On Thursday night many blank pages and blank note cards surfaced from her school work.  She did the opposite of what I thought she would do.  I expected her to see that she was caught not doing her work and would decide on her own to do the work.  Instead she became like a caged animal that had been bullied into a corner and lashed out at me as if I was the cause of the whole mess.  I took her words as a personal assault, I let go of my heart, my authentic self that is the mother, the nurturer and the backbone.  Instead of swallowing my pride I marched to the computer and began Googling, looking for local therapists of defiant nine-year olds.  Fear welled up inside of me that I was failing at being a mother.  Feelings, old feelings from my childhood took over.  I questioned who I was.  Suddenly,  I wanted to run away. “That’s it!  That’s what I’ll do! That’s what I know,” I thought to myself, “it’s what I experienced.”
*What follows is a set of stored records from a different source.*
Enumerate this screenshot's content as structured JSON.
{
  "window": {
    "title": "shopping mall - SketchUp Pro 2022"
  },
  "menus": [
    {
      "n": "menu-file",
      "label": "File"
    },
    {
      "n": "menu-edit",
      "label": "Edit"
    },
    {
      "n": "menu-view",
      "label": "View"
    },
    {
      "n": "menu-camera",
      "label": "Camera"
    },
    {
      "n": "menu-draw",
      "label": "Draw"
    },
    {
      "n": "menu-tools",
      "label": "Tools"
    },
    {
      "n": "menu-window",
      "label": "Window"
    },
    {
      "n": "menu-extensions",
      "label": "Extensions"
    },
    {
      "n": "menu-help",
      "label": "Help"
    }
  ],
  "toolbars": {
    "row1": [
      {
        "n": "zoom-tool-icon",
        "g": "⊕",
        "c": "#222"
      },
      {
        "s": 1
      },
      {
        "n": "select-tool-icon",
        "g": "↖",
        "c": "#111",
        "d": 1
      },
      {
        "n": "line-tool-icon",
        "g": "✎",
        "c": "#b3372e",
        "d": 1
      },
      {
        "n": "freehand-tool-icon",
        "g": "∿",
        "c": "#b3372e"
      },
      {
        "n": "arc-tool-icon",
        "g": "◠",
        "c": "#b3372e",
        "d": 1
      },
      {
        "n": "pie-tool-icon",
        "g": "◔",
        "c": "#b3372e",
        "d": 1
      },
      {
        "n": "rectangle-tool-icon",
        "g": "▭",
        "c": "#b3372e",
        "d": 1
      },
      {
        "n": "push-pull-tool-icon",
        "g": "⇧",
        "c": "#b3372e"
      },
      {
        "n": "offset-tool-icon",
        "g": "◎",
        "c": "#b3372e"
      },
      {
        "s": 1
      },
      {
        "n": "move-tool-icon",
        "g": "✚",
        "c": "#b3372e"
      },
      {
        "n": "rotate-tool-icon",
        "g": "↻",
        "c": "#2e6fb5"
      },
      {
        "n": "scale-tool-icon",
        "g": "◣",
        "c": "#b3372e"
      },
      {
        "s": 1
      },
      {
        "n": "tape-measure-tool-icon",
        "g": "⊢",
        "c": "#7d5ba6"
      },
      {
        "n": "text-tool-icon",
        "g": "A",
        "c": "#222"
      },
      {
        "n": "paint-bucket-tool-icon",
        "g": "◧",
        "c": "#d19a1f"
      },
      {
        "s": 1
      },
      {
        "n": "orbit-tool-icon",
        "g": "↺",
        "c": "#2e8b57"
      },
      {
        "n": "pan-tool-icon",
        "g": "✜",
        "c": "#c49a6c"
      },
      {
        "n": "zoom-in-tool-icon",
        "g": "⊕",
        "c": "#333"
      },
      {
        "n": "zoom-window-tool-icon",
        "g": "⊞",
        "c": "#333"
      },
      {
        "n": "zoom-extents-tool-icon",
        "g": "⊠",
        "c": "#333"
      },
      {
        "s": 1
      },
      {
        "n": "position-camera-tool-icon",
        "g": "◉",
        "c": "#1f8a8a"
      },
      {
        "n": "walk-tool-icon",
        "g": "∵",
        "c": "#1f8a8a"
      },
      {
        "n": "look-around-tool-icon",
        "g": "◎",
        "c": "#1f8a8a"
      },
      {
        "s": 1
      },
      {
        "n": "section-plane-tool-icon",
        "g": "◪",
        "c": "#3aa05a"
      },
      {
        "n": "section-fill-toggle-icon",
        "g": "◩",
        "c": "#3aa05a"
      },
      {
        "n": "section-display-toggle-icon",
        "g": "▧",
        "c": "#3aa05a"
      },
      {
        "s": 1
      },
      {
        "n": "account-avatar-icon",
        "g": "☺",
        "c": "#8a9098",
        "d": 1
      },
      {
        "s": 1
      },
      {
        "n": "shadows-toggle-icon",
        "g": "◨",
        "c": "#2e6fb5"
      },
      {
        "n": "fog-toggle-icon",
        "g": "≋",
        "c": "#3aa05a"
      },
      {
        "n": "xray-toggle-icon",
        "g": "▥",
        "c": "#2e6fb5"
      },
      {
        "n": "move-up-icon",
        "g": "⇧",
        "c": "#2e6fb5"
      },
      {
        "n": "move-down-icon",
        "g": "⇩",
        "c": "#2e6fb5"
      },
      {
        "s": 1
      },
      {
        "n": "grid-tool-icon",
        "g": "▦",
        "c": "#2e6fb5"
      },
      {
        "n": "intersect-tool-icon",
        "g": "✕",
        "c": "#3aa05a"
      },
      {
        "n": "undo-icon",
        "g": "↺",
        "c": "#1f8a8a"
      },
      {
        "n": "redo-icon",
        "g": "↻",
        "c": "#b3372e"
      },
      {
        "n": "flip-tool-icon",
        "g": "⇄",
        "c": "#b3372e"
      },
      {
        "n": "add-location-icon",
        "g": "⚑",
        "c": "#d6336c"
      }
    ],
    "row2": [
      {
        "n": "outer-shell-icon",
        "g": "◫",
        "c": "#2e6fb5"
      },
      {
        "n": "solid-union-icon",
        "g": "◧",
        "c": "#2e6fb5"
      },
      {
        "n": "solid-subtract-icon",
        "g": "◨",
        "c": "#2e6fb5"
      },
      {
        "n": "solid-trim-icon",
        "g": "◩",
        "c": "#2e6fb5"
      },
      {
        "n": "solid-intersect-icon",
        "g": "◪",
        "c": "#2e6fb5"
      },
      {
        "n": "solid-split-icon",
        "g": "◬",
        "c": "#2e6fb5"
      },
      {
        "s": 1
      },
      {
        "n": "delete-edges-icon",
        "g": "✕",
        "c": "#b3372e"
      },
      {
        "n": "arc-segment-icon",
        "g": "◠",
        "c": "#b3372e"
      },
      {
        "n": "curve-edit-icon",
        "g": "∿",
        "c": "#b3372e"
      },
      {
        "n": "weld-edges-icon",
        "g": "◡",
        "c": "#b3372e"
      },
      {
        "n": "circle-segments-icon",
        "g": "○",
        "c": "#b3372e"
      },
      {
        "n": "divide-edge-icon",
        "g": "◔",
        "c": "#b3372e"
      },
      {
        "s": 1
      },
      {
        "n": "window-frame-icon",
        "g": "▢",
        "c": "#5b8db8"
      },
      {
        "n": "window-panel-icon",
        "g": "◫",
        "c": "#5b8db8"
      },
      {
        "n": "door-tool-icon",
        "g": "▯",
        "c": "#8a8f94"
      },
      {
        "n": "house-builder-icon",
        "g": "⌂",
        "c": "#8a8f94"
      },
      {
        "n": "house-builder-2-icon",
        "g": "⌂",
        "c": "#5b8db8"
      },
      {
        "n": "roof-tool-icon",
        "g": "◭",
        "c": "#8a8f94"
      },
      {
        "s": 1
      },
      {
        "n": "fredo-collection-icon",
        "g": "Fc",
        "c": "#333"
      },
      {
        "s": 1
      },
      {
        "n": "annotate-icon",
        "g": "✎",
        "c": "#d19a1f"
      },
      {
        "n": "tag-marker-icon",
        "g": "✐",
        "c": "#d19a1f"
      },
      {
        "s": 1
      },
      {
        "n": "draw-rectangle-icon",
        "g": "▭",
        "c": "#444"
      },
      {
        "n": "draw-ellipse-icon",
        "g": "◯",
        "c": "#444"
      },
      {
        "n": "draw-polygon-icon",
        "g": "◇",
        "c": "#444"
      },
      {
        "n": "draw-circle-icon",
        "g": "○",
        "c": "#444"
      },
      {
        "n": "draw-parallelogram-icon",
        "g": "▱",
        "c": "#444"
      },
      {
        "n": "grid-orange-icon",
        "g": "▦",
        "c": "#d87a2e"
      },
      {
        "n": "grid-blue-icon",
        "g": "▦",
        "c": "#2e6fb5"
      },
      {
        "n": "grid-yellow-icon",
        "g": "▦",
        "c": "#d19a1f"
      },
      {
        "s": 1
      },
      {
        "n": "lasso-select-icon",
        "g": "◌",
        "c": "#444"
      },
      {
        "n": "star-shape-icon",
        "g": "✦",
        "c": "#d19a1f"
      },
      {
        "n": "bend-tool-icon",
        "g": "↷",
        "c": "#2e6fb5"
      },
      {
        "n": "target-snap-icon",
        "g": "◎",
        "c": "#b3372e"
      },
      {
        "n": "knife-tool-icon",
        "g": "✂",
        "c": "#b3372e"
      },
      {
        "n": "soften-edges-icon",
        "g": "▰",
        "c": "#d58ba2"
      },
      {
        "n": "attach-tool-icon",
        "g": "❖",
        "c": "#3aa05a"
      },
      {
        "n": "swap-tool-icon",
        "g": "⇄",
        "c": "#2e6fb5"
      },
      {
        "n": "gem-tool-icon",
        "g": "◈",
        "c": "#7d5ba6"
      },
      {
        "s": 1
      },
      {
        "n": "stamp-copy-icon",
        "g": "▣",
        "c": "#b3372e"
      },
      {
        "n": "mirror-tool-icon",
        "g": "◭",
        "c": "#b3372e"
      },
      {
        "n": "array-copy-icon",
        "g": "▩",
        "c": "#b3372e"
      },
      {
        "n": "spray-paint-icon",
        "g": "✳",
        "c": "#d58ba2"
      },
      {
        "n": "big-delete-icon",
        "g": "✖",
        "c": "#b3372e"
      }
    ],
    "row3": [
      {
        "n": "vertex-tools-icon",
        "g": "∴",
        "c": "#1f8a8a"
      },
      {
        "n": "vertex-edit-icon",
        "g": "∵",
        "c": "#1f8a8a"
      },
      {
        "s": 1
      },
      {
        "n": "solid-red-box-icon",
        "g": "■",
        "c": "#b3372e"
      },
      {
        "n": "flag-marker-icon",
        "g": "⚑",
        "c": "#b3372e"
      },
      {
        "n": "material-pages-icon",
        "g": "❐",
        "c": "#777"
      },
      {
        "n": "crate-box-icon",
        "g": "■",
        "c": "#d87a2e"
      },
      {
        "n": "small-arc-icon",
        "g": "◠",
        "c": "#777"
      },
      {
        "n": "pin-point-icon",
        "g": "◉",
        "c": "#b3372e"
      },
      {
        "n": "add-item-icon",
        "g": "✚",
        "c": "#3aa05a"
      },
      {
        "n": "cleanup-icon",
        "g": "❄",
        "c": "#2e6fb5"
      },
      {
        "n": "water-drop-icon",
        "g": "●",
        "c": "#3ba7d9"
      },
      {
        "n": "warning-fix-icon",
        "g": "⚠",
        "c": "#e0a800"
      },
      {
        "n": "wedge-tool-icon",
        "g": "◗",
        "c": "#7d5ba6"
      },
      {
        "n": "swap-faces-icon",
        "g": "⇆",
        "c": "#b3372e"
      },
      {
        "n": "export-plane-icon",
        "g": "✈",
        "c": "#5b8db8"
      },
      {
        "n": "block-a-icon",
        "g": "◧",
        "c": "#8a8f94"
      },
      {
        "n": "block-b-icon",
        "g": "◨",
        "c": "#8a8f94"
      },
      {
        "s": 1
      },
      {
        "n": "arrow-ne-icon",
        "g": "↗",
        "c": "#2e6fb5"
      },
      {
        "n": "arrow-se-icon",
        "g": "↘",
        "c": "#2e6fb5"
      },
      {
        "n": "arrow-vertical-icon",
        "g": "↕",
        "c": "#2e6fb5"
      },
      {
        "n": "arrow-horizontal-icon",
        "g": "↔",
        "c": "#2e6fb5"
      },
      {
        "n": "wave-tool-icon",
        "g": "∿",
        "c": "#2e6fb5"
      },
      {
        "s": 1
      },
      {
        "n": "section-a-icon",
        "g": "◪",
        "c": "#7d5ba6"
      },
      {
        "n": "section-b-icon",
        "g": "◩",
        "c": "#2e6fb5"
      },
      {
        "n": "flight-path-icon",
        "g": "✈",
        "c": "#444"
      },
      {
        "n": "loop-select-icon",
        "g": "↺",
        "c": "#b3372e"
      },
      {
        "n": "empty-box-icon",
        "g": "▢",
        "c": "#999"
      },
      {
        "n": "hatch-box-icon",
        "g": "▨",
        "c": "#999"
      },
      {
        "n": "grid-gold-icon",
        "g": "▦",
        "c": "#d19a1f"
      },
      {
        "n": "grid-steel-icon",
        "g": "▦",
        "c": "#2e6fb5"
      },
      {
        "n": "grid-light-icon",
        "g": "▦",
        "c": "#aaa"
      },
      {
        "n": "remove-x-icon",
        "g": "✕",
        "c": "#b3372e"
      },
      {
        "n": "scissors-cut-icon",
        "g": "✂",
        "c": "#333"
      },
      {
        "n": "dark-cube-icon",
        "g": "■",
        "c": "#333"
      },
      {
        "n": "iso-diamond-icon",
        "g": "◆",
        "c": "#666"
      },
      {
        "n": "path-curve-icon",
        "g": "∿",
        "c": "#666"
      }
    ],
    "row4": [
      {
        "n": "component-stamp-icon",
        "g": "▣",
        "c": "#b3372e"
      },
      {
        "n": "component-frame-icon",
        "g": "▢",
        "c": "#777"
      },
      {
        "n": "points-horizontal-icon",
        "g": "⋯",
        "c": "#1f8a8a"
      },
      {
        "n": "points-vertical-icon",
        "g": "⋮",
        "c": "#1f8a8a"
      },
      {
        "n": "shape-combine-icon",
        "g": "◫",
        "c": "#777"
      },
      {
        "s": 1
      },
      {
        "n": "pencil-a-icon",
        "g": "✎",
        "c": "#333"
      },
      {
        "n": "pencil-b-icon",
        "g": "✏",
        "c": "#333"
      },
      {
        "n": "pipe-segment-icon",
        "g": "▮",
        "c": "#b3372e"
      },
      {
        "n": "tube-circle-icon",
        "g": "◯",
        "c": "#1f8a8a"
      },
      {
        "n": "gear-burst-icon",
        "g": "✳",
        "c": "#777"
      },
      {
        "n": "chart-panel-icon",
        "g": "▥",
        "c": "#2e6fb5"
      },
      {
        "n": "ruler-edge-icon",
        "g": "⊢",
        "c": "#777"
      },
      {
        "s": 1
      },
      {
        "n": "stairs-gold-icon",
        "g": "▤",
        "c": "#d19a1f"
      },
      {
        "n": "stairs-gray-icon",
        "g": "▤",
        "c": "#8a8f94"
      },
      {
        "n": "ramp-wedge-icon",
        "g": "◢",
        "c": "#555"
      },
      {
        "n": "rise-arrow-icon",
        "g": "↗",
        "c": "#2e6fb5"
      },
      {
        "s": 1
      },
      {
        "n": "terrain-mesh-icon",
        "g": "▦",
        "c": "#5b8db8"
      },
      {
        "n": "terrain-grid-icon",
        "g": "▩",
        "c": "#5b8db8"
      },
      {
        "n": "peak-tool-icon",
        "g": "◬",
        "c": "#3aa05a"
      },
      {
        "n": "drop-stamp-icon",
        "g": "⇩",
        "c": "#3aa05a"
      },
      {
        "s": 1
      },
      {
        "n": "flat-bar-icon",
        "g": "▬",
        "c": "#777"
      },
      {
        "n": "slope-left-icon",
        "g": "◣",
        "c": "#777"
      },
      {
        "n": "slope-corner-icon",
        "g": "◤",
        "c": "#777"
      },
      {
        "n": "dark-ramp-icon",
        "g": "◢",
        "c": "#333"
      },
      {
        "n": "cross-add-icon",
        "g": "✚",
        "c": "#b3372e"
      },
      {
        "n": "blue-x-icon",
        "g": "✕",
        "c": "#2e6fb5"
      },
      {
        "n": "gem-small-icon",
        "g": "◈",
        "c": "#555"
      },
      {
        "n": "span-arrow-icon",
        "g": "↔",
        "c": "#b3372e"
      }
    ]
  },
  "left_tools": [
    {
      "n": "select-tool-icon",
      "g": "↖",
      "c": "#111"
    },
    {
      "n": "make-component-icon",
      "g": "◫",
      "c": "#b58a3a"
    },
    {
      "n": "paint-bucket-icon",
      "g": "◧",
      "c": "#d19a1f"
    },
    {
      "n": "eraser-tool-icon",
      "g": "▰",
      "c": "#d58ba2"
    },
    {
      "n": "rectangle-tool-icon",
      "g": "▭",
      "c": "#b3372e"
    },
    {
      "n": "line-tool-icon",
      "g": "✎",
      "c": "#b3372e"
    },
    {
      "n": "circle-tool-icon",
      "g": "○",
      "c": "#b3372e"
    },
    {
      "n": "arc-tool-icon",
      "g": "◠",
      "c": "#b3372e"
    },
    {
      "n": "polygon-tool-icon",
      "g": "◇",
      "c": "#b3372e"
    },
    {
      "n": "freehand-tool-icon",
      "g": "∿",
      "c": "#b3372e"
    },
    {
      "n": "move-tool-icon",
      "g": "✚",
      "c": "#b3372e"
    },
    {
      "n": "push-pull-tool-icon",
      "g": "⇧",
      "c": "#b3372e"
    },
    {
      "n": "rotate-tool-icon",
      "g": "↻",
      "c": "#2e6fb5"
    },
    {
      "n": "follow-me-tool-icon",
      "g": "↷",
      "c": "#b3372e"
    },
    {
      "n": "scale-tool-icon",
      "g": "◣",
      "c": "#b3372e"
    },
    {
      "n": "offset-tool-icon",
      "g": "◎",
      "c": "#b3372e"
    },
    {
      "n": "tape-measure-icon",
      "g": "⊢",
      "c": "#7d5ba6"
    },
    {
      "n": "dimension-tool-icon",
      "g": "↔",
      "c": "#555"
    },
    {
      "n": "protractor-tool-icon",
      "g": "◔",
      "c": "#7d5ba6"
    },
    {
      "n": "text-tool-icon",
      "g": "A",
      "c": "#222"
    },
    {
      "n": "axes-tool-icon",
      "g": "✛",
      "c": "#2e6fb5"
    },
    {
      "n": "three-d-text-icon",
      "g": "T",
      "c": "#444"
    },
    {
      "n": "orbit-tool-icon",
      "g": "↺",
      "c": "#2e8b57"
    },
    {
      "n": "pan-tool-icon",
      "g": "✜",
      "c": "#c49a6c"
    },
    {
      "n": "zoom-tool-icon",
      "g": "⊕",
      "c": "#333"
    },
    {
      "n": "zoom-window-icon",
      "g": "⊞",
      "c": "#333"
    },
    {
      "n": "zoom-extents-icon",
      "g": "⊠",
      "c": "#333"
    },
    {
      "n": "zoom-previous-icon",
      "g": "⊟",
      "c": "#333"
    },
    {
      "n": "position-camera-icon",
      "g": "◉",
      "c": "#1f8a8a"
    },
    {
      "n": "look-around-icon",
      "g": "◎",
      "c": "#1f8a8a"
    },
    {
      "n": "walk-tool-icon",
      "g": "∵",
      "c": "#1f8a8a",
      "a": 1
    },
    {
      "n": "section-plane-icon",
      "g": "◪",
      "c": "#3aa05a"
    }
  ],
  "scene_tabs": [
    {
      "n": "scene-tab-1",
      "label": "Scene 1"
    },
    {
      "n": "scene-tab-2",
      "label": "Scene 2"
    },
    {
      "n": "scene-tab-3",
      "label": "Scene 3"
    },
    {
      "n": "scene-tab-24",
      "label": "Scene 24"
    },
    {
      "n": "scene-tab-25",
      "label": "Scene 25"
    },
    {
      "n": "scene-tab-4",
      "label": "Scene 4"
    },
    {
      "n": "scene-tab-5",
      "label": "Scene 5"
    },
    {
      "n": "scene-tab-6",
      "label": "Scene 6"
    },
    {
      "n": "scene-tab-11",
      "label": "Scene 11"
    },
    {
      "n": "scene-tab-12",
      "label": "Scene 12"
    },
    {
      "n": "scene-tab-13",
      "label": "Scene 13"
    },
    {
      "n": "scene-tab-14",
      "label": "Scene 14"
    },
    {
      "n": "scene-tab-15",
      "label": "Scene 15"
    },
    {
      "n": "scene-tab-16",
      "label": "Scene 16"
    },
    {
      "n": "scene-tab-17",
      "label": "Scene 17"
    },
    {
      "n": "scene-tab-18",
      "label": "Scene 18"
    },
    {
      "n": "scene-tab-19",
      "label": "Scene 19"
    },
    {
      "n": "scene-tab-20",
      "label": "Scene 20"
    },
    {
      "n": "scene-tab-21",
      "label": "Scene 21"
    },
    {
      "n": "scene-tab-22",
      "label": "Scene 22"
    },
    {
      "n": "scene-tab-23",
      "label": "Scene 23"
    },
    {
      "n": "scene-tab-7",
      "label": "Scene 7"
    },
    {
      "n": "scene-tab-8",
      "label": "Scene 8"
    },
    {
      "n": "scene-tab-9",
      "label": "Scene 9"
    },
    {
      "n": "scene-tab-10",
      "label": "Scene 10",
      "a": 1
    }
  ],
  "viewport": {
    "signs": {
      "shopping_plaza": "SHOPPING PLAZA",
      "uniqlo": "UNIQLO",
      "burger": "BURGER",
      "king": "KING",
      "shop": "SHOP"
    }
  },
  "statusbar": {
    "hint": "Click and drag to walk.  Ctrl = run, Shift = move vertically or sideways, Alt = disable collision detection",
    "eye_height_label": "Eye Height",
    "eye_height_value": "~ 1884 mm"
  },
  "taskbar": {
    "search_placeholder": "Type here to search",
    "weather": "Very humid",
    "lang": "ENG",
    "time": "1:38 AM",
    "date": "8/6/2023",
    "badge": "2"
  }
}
In our fits of conflict Mom would leave because to stay meant anger that she did not know how to control, could not control.  There was no alcohol involved, no pills, just unabashed anger – the kind she knew from her parents.  The more I thought about it the more it seemed like the right thing to do, the familiar thing to do, just leave – just for a few hours – go to a movie, drive around, get a coffee or an ice cream, let some steam off.  I could leave until this whole thing washes over and then come back and there will be hugs and apologies and then I would have bypassed this uncomfortableness.

My husband, Jimmy, walked toward me where I sat at the computer.  I looked up at him and said, “Maybe I should just leave, just go away for a few hours.”
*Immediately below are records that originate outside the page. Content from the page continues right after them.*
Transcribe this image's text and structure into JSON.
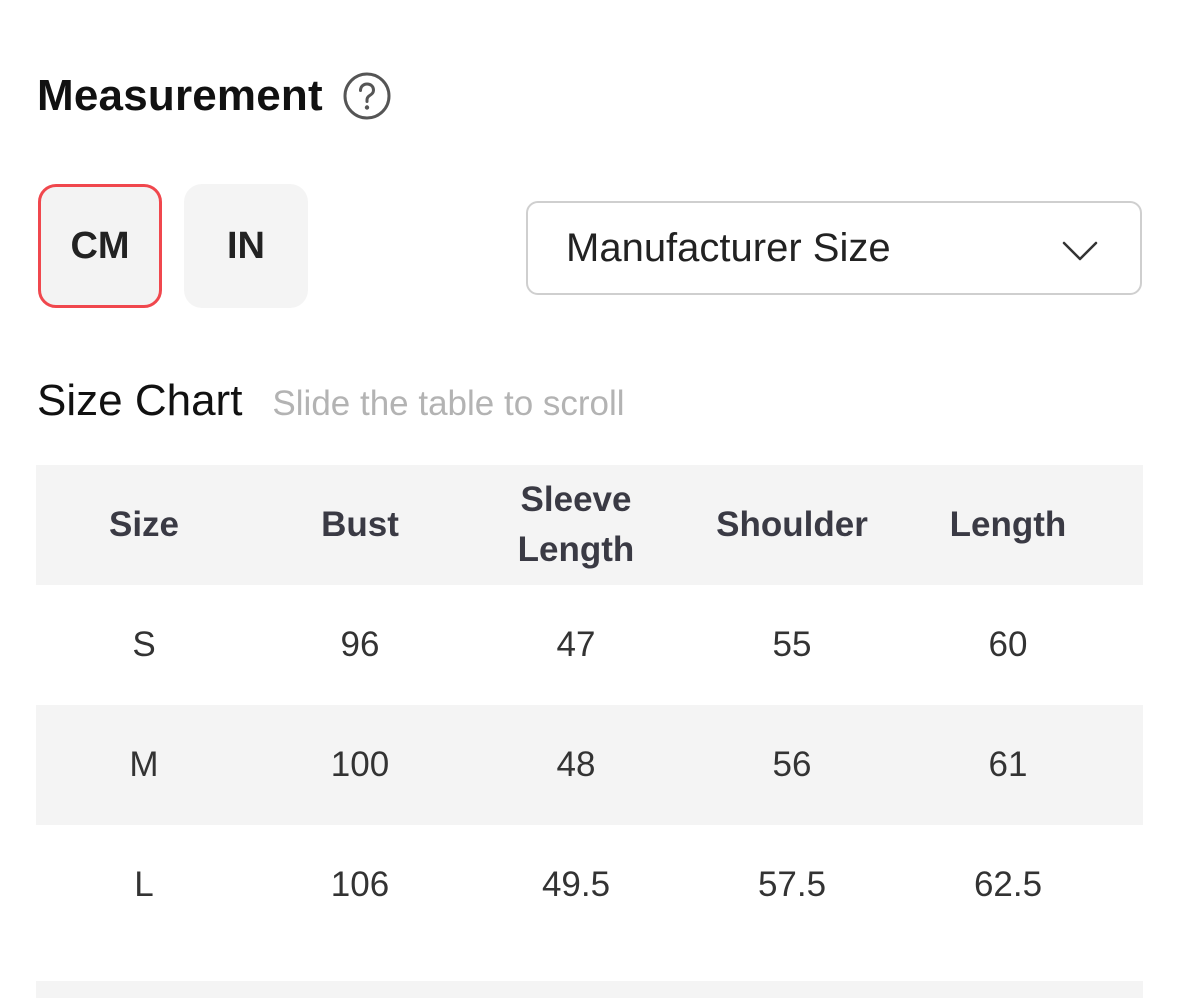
{
  "measurement": {
    "title": "Measurement",
    "help_icon": "question-circle-icon"
  },
  "units": {
    "cm_label": "CM",
    "in_label": "IN",
    "selected": "CM",
    "selected_border_color": "#f0474d"
  },
  "size_select": {
    "value": "Manufacturer Size",
    "icon": "chevron-down-icon"
  },
  "size_chart": {
    "title": "Size Chart",
    "hint": "Slide the table to scroll",
    "headers": [
      "Size",
      "Bust",
      "Sleeve Length",
      "Shoulder",
      "Length"
    ],
    "rows": [
      [
        "S",
        "96",
        "47",
        "55",
        "60"
      ],
      [
        "M",
        "100",
        "48",
        "56",
        "61"
      ],
      [
        "L",
        "106",
        "49.5",
        "57.5",
        "62.5"
      ]
    ]
  }
}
“Why would you do that?” he asked.

His question propelled me into the present moment.  There was no judgement in his question, no loaded emotion.  Jimmy lives straight from the heart and doesn’t let an overactive mind unnecessarily filter and hide his emotions. He asked a simple question that brought me back.  “Why would I do that? Why would I leave,” I wondered.

I sat alone in my chair for a moment absorbing the honesty in my husbands question.  It was one of the toughest moments I have experienced in a long time because every fiber in my being wanted to punish her and tell that nine-year old that I was the boss.  Then I thought about the repercussions – the guilt, shame and unworthiness Ruby would feel and that would be triggered in me.  I realized that my leaving because I thought it was the right thing to do for me could end up doing harm to her, sending her a message that it’s not okay to have bad weeks, that its not okay to vent and air grievances or have conflict.

Vulnerability says “I am going to risk listening to my heart, standing up for what I believe because this is me.”

For a moment I let myself feel vulnerable. I let go of knowing what I knew from how I learned it, what I saw my mother do. I decided to risk it, to listened to my heart and decide what to do based on what my heart said.    I noticed without judgement that I felt weak.  In that moment I realized that vulnerability isn’t weak but when we sit in vulnerability for a moment one of the first feelings that often comes up is the feeling of weakness.  I let out an exhale, probably the first in about thirty minutes.

Jimmy walked back in the room,”Ruby wants to see you,” he said, “she said she’s ready for you to quiz her with the flash cards.”

And just like that – GRACE.

Profound grace washed over the moment.  Grace that I could not have orchestrated had I not listened to my heart.

We were back.  We studied. We laughed.  Then we rested. Together.